Day6/7 6.14 & 15 to South Water Caye, about a 5 mile square area Island. Here we got to have the full presence of the Great Barrier Reef, I was enjoying the reef to much as I found myself on the ocean side of the reef and had to use all my skills to swim back to the calm waters. In the process I just barely scrapped my shin on the reef, I would visit my physician when I returned to Austin to get some special cream to destroy the critters causing a very irritating rash. After the big snorkel event we met ashore for a beer. As I returned to the dinghy I discover the little launch sprang a leak. We used 12 of the PFD's on board and stuffed into the deflated aft tube, tapped it up with duck tape and we were able to continue to ferry 3 at a time to and from the mother ship. We were just about out of Beer & other things like food so we took a water taxi 40 miles into the Dangriga for another adventure. Dangriga was like a little African town, very busy, colorful & bustling. Our self appointed guide helped us find all the necessary provisions. He accepted a combination of t-shirts, jeans and US$ for his services. That's our guide in the next to last pic at a local grocery store.

Day 8 6.16 to Middle Long Caye, time to head back North, our sails would be longer each day as we had to be back in San Pedro by the 19th. On the way we stopped at Pancho's fish camp and picked up several Lobsters for dinner since the Lobster season opened that day. Middle Long Caye offered a chance to dingy into the Mangroves...had to be careful to note the way in so you would not get lost in the maze.

Day 9 6.17 to St. Georges there were lots of fabulous Sunset photos but the one above was the best I got at St Georges. Great bar at St. Georges and tour of a private aquarium a family maintains as part of their contribution to the health of the area waters.

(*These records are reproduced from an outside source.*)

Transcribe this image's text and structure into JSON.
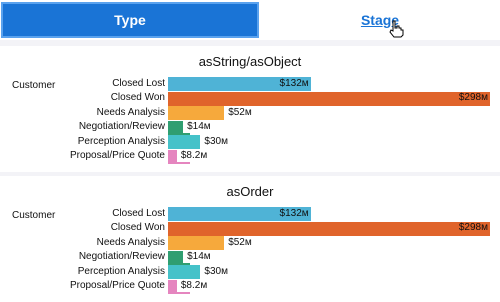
{
  "tabs": {
    "type_label": "Type",
    "stage_label": "Stage"
  },
  "chart_data": [
    {
      "type": "bar",
      "orientation": "horizontal",
      "title": "asString/asObject",
      "dimension_label": "Customer",
      "categories": [
        "Closed Lost",
        "Closed Won",
        "Needs Analysis",
        "Negotiation/Review",
        "Perception Analysis",
        "Proposal/Price Quote"
      ],
      "values": [
        132,
        298,
        52,
        14,
        30,
        8.2
      ],
      "value_labels": [
        "$132м",
        "$298м",
        "$52м",
        "$14м",
        "$30м",
        "$8.2м"
      ],
      "colors": [
        "#4fb3d6",
        "#e0642b",
        "#f6a93c",
        "#2f9e71",
        "#45c2c9",
        "#e585bf"
      ]
    },
    {
      "type": "bar",
      "orientation": "horizontal",
      "title": "asOrder",
      "dimension_label": "Customer",
      "categories": [
        "Closed Lost",
        "Closed Won",
        "Needs Analysis",
        "Negotiation/Review",
        "Perception Analysis",
        "Proposal/Price Quote"
      ],
      "values": [
        132,
        298,
        52,
        14,
        30,
        8.2
      ],
      "value_labels": [
        "$132м",
        "$298м",
        "$52м",
        "$14м",
        "$30м",
        "$8.2м"
      ],
      "colors": [
        "#4fb3d6",
        "#e0642b",
        "#f6a93c",
        "#2f9e71",
        "#45c2c9",
        "#e585bf"
      ]
    }
  ]
}
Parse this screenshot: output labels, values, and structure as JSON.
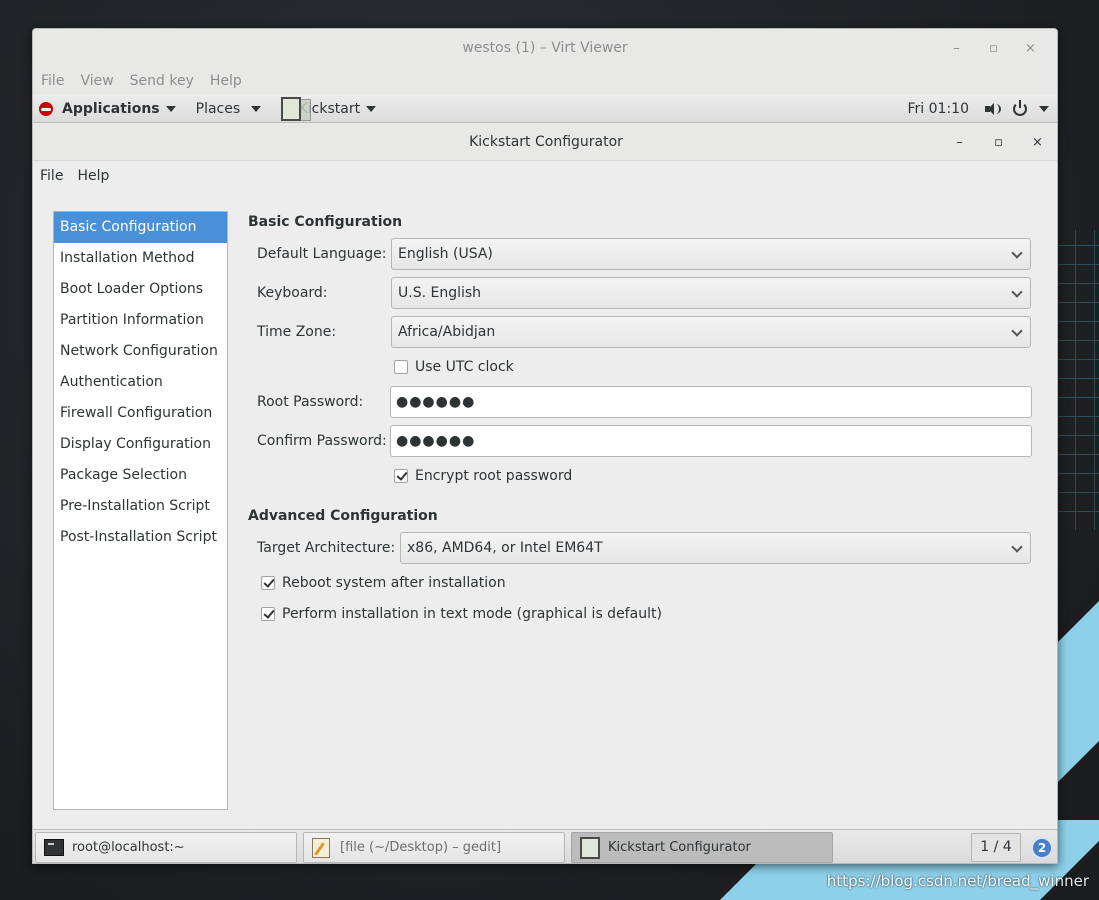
{
  "viewer": {
    "title": "westos (1) – Virt Viewer",
    "controls": {
      "minimize": "–",
      "maximize": "▫",
      "close": "×"
    },
    "menu": [
      "File",
      "View",
      "Send key",
      "Help"
    ]
  },
  "topbar": {
    "applications": "Applications",
    "places": "Places",
    "active_app": "Kickstart",
    "clock": "Fri 01:10"
  },
  "window": {
    "title": "Kickstart Configurator",
    "controls": {
      "minimize": "–",
      "maximize": "▫",
      "close": "×"
    },
    "menu": [
      "File",
      "Help"
    ]
  },
  "sidebar": {
    "items": [
      {
        "label": "Basic Configuration",
        "active": true
      },
      {
        "label": "Installation Method"
      },
      {
        "label": "Boot Loader Options"
      },
      {
        "label": "Partition Information"
      },
      {
        "label": "Network Configuration"
      },
      {
        "label": "Authentication"
      },
      {
        "label": "Firewall Configuration"
      },
      {
        "label": "Display Configuration"
      },
      {
        "label": "Package Selection"
      },
      {
        "label": "Pre-Installation Script"
      },
      {
        "label": "Post-Installation Script"
      }
    ]
  },
  "basic": {
    "title": "Basic Configuration",
    "language_label": "Default Language:",
    "language_value": "English (USA)",
    "keyboard_label": "Keyboard:",
    "keyboard_value": "U.S. English",
    "timezone_label": "Time Zone:",
    "timezone_value": "Africa/Abidjan",
    "utc_label": "Use UTC clock",
    "utc_checked": false,
    "root_pw_label": "Root Password:",
    "root_pw_value": "●●●●●●",
    "confirm_pw_label": "Confirm Password:",
    "confirm_pw_value": "●●●●●●",
    "encrypt_label": "Encrypt root password",
    "encrypt_checked": true
  },
  "advanced": {
    "title": "Advanced Configuration",
    "arch_label": "Target Architecture:",
    "arch_value": "x86, AMD64, or Intel EM64T",
    "reboot_label": "Reboot system after installation",
    "reboot_checked": true,
    "textmode_label": "Perform installation in text mode (graphical is default)",
    "textmode_checked": true
  },
  "taskbar": {
    "tasks": [
      {
        "label": "root@localhost:~"
      },
      {
        "label": "[file (~/Desktop) – gedit]"
      },
      {
        "label": "Kickstart Configurator"
      }
    ],
    "workspace": "1 / 4",
    "notifications": "2"
  },
  "watermark": "https://blog.csdn.net/bread_winner",
  "colors": {
    "selection": "#4a90d9",
    "desktop_accent": "#8ed0ea"
  }
}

Day 10 6.18 On the return to Cay Caulker we were feeling pretty confident and had all the sails out in 15-20, we were sailing fast. I was at the helm and we were nearing a narrow pass, Jerry our navigator had been studying the chart plotter and as we were nearing the pass he said "I do not feel good about this" I knew what he ment so I said we would come about and go back toward deeper water, but just then one hull ran aground, Fourtunatly no one got hurt as we came to a screcching halt, everyone was seated except Katy and she was able to catch herself before she flew across the Galley. Another lesson learned avoid going through narrow passes with your sails up and engine off, Derek took control of the helm as we got the sails down and using the two engines he spun us off and we were free. After anchoring that afternoon I dove on the hull and all was ok, it just sanded off a little bottom paint.
Lynn was still trading her t-shirts and jeans, this time for Mangoes & Lobster on Caye Caulker and we had another great meal near the end of our trip.

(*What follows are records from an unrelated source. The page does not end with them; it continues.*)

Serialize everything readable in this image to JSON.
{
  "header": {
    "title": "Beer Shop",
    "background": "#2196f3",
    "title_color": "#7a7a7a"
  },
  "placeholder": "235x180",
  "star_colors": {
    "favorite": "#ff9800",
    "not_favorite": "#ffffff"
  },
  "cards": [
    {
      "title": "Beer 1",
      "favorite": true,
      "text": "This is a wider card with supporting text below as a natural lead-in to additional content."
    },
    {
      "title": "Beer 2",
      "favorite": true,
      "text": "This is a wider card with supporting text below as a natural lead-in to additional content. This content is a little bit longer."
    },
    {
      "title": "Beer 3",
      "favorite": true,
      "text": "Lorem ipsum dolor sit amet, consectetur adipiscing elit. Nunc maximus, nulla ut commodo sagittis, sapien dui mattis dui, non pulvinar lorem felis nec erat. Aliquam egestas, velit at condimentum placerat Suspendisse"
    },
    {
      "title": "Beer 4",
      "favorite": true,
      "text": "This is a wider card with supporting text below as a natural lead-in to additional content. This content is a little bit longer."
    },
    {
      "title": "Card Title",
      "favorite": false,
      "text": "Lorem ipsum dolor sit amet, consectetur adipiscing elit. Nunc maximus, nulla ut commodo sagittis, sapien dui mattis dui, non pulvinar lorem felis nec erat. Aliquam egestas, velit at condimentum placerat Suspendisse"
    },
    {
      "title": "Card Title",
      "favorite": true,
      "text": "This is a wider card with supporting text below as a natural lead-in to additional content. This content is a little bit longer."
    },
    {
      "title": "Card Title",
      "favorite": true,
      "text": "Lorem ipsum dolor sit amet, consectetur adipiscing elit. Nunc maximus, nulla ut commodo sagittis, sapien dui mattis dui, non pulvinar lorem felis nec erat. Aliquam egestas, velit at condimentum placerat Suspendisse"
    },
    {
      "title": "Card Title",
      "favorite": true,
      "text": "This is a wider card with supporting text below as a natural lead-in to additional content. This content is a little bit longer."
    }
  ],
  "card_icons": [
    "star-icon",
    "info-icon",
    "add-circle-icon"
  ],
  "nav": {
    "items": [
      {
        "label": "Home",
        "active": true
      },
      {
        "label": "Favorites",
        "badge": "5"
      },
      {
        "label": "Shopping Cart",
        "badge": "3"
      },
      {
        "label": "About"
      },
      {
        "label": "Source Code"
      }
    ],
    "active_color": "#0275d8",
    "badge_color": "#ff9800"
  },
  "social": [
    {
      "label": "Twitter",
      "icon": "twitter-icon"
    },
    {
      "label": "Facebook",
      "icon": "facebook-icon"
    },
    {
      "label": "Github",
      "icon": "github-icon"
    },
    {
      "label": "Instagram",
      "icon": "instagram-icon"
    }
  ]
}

Day 11 6.19 to San Pedro Coming in on diesel fumes, we were hoping our fuel would hold out since we employed the onboard Generator to run the Air conditioning every night at 10pm and escape the near equatorial heat at night. We would all fall to sleep immediately and would rise rested for another full day of adventure. We picked up a TMM pilot on the fly and headed for the fuel docks. 8 beers remained one for each of us to savour and remember the incredible fun we had all enjoyed together.

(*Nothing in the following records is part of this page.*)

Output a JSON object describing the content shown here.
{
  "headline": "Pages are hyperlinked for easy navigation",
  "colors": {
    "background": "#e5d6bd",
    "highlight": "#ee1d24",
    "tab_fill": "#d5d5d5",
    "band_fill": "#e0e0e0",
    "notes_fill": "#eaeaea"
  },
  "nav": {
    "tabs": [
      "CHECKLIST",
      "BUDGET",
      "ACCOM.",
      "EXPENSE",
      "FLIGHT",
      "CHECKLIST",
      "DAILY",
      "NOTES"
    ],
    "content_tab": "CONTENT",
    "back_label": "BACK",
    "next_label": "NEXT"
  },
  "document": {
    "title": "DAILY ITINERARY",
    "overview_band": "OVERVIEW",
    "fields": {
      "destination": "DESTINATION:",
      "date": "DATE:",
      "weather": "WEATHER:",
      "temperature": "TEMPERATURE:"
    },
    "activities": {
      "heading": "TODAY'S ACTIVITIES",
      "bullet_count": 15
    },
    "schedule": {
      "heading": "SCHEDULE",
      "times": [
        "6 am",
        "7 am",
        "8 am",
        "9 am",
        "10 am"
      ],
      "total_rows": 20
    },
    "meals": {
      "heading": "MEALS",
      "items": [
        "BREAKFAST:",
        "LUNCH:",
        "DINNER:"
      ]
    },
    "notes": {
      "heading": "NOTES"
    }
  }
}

This was a very valuable trip in our jouney to become cruisers. We learned several things about sailing in Paradise, especially isolated paradise. You need to do your homework & learn how to fit in with the locals and avoid unpleasant encounters. You need to do your navigation homework before leaving port, and you need to go slow through narrow passes and be prepared to change course immediately if needed. We were able to renew our friendships with our Canyon Lake Friends and share another once in a lifetime opportunity. We might make it back to Belize and if we do we will be sure to vist the Big "Blue Hole" next time.


  1. Sounds a little scary but makes a great story! Bruce and I loved our stay on Ambergris Cay and hope to return. Maybe next year.